For really serious indiscretions in combat, like appearing drunk or refusing to obey an order, a man can be sentenced to the dreaded “tombeau”. This means he is made to dig a grave (tombeau) for himself, four or five feet deep. He is then handcuffed hand and foot and made to lie in it all day, coming up only for meals.

“I have seen men on tombeau,” said Bill, wincing a little. “It can last for up to 45 days in the desert sun. “ So much for the glamour of the Legion life. I wouldn’t advise anyone to join it,” He went on, “and from my experience a large percentage of the men would desert, if they had a chance.”

Despite everything, there was still a ring of pride in Bill’s voice as he talked about the Legion’s fighting skills.

“The best fighting forces in the world, bar none,” he said, “Boredom does it. You spend so much time stuck in a desert outpost, that you welcome the chance of action, when it comes.”

Is there any relief from soldiering? “After two years’ service, you are entitled to 30 days leave at the seaside rest centres,” said Bill, “But on Legionnaires pay it is too expensive. I always refused it.” The food? “No complaints. Very varied to suit the tastes of the different nationalities.”

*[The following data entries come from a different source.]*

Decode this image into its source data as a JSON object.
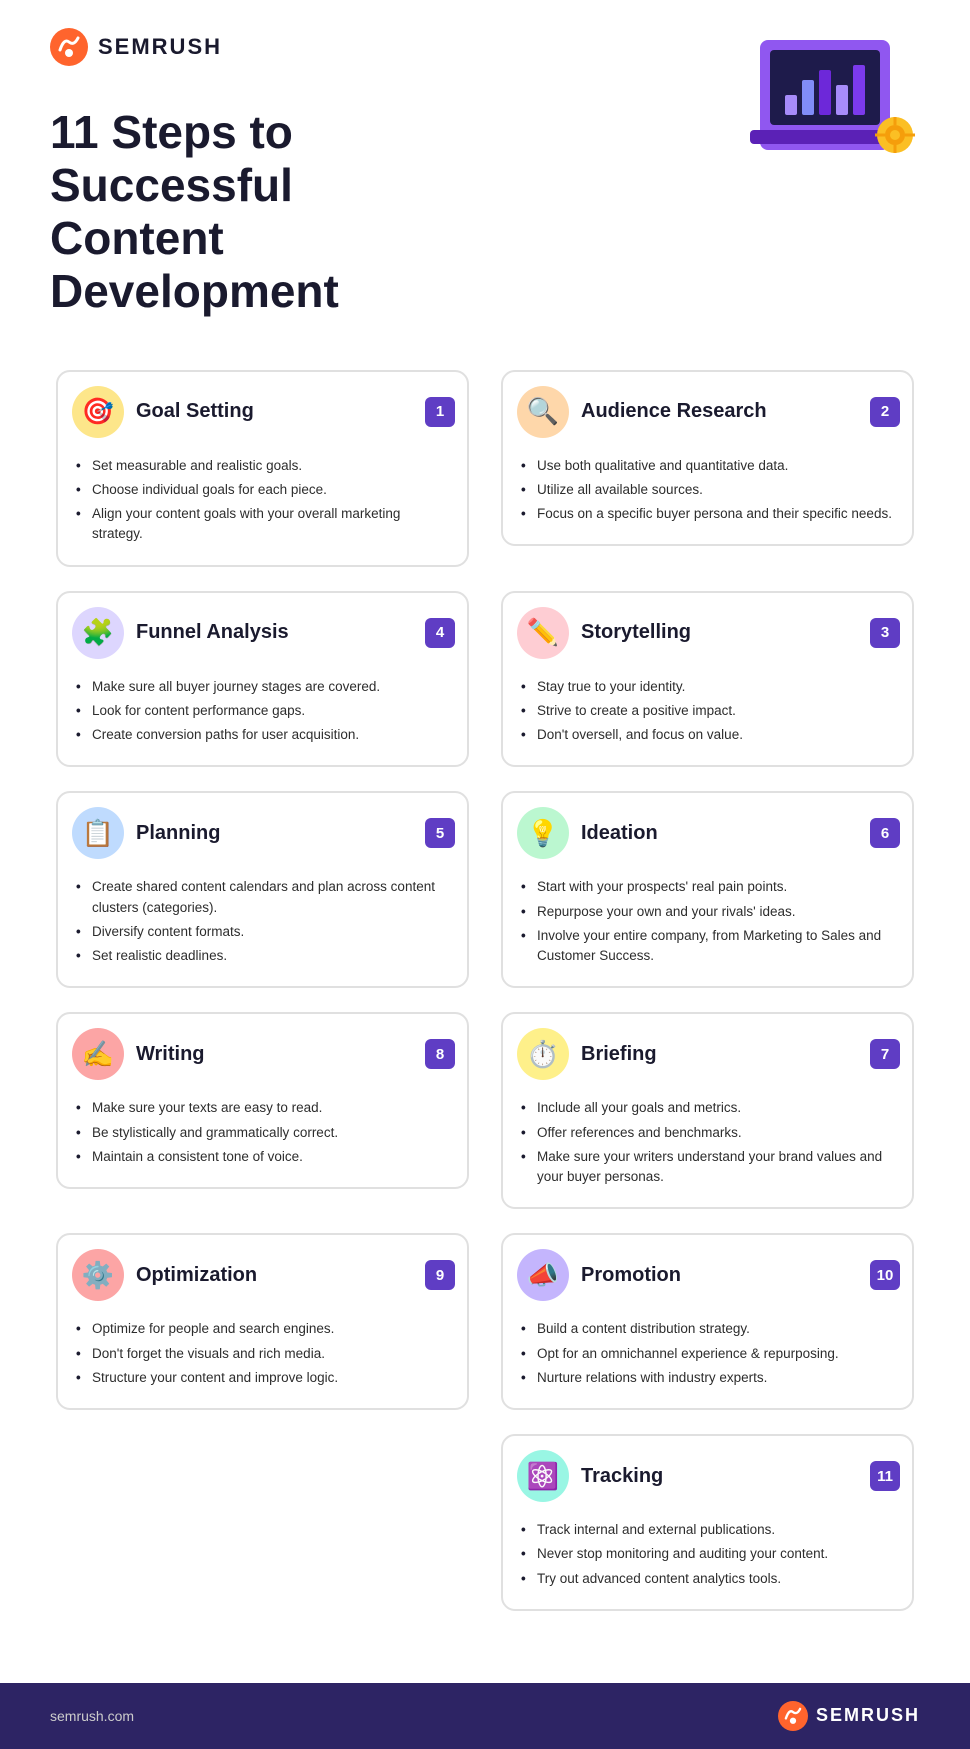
{
  "brand": {
    "name": "SEMRUSH",
    "website": "semrush.com"
  },
  "page": {
    "title": "11 Steps to Successful Content Development"
  },
  "steps": [
    {
      "id": 1,
      "number": "1",
      "title": "Goal Setting",
      "icon": "🎯",
      "iconBg": "icon-yellow",
      "position": "left",
      "bullets": [
        "Set measurable and realistic goals.",
        "Choose individual goals for each piece.",
        "Align your content goals with your overall marketing strategy."
      ]
    },
    {
      "id": 2,
      "number": "2",
      "title": "Audience Research",
      "icon": "🔍",
      "iconBg": "icon-orange",
      "position": "right",
      "bullets": [
        "Use both qualitative and quantitative data.",
        "Utilize all available sources.",
        "Focus on a specific buyer persona and their specific needs."
      ]
    },
    {
      "id": 4,
      "number": "4",
      "title": "Funnel Analysis",
      "icon": "🧩",
      "iconBg": "icon-purple",
      "position": "left",
      "bullets": [
        "Make sure all buyer journey stages are covered.",
        "Look for content performance gaps.",
        "Create conversion paths for user acquisition."
      ]
    },
    {
      "id": 3,
      "number": "3",
      "title": "Storytelling",
      "icon": "✏️",
      "iconBg": "icon-pink",
      "position": "right",
      "bullets": [
        "Stay true to your identity.",
        "Strive to create a positive impact.",
        "Don't oversell, and focus on value."
      ]
    },
    {
      "id": 5,
      "number": "5",
      "title": "Planning",
      "icon": "📋",
      "iconBg": "icon-blue",
      "position": "left",
      "bullets": [
        "Create shared content calendars and plan across content clusters (categories).",
        "Diversify content formats.",
        "Set realistic deadlines."
      ]
    },
    {
      "id": 6,
      "number": "6",
      "title": "Ideation",
      "icon": "💡",
      "iconBg": "icon-green",
      "position": "right",
      "bullets": [
        "Start with your prospects' real pain points.",
        "Repurpose your own and your rivals' ideas.",
        "Involve your entire company, from Marketing to Sales and Customer Success."
      ]
    },
    {
      "id": 8,
      "number": "8",
      "title": "Writing",
      "icon": "✍️",
      "iconBg": "icon-red",
      "position": "left",
      "bullets": [
        "Make sure your texts are easy to read.",
        "Be stylistically and grammatically correct.",
        "Maintain a consistent tone of voice."
      ]
    },
    {
      "id": 7,
      "number": "7",
      "title": "Briefing",
      "icon": "⏱️",
      "iconBg": "icon-yellow2",
      "position": "right",
      "bullets": [
        "Include all your goals and metrics.",
        "Offer references and benchmarks.",
        "Make sure your writers understand your brand values and your buyer personas."
      ]
    },
    {
      "id": 9,
      "number": "9",
      "title": "Optimization",
      "icon": "⚙️",
      "iconBg": "icon-salmon",
      "position": "left",
      "bullets": [
        "Optimize for people and search engines.",
        "Don't forget the visuals and rich media.",
        "Structure your content and improve logic."
      ]
    },
    {
      "id": 10,
      "number": "10",
      "title": "Promotion",
      "icon": "📣",
      "iconBg": "icon-violet",
      "position": "right",
      "bullets": [
        "Build a content distribution strategy.",
        "Opt for an omnichannel experience & repurposing.",
        "Nurture relations with industry experts."
      ]
    },
    {
      "id": 11,
      "number": "11",
      "title": "Tracking",
      "icon": "⚛️",
      "iconBg": "icon-teal",
      "position": "right",
      "bullets": [
        "Track internal and external publications.",
        "Never stop monitoring and auditing your content.",
        "Try out advanced content analytics tools."
      ]
    }
  ],
  "footer": {
    "url": "semrush.com",
    "brand": "SEMRUSH"
  }
}
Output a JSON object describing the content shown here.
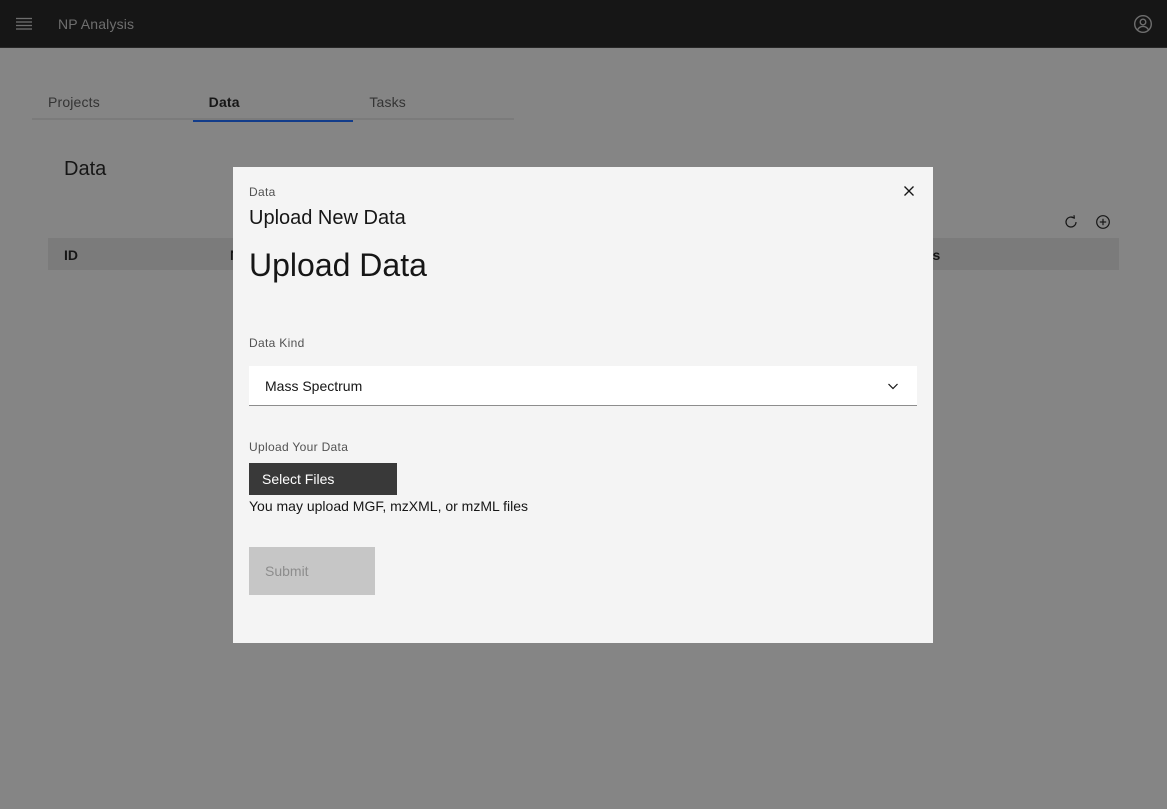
{
  "header": {
    "app_name": "NP Analysis",
    "menu_icon": "hamburger-menu-icon",
    "user_icon": "user-avatar-icon",
    "background": "#161616"
  },
  "tabs": [
    {
      "label": "Projects",
      "active": false
    },
    {
      "label": "Data",
      "active": true
    },
    {
      "label": "Tasks",
      "active": false
    }
  ],
  "panel": {
    "title": "Data",
    "toolbar": {
      "refresh_icon": "refresh-icon",
      "add_icon": "add-circle-icon"
    },
    "columns": [
      "ID",
      "N",
      "us"
    ]
  },
  "modal": {
    "label": "Data",
    "heading": "Upload New Data",
    "close_icon": "close-icon",
    "form_title": "Upload Data",
    "data_kind": {
      "label": "Data Kind",
      "selected": "Mass Spectrum",
      "icon": "chevron-down-icon"
    },
    "upload": {
      "label": "Upload Your Data",
      "button_label": "Select Files",
      "helper_text": "You may upload MGF, mzXML, or mzML files"
    },
    "submit_label": "Submit",
    "submit_disabled": true
  },
  "colors": {
    "accent": "#0f62fe",
    "overlay": "rgba(22,22,22,0.5)",
    "disabled_button": "#c6c6c6",
    "file_button": "#393939"
  }
}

After his taste of life in the Foreign Legion, I asked bill what he thought of humdrum Belfast. “Grand. Now I want to settle here and put down roots,” he said. This week he made a start doing just that – he went back to work in Mackie’s …